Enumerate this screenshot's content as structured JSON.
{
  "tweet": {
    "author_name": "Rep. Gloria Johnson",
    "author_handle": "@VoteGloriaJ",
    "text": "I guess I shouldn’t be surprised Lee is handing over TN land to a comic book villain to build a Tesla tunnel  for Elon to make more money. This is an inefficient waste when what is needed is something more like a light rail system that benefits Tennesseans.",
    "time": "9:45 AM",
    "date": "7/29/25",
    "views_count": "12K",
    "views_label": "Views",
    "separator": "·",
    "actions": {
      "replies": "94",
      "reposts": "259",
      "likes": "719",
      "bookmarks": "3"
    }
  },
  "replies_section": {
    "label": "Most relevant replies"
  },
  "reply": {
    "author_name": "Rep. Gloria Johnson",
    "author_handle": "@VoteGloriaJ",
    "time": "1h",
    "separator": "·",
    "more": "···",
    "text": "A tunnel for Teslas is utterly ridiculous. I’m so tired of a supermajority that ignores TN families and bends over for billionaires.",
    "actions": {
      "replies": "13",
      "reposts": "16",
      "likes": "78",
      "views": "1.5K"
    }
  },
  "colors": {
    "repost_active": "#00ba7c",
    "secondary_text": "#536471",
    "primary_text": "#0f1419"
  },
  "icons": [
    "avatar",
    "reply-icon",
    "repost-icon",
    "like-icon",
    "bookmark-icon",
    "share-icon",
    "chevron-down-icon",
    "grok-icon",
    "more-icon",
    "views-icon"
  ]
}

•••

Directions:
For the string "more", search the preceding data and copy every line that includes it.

Result of the exercise:
    "text": "I guess I shouldn’t be surprised Lee is handing over TN land to a comic book villain to build a Tesla tunnel  for Elon to make more money. This is an inefficient waste when what is needed is something more like a light rail system that benefits Tennesseans.",
    "more": "···",
    "more-icon",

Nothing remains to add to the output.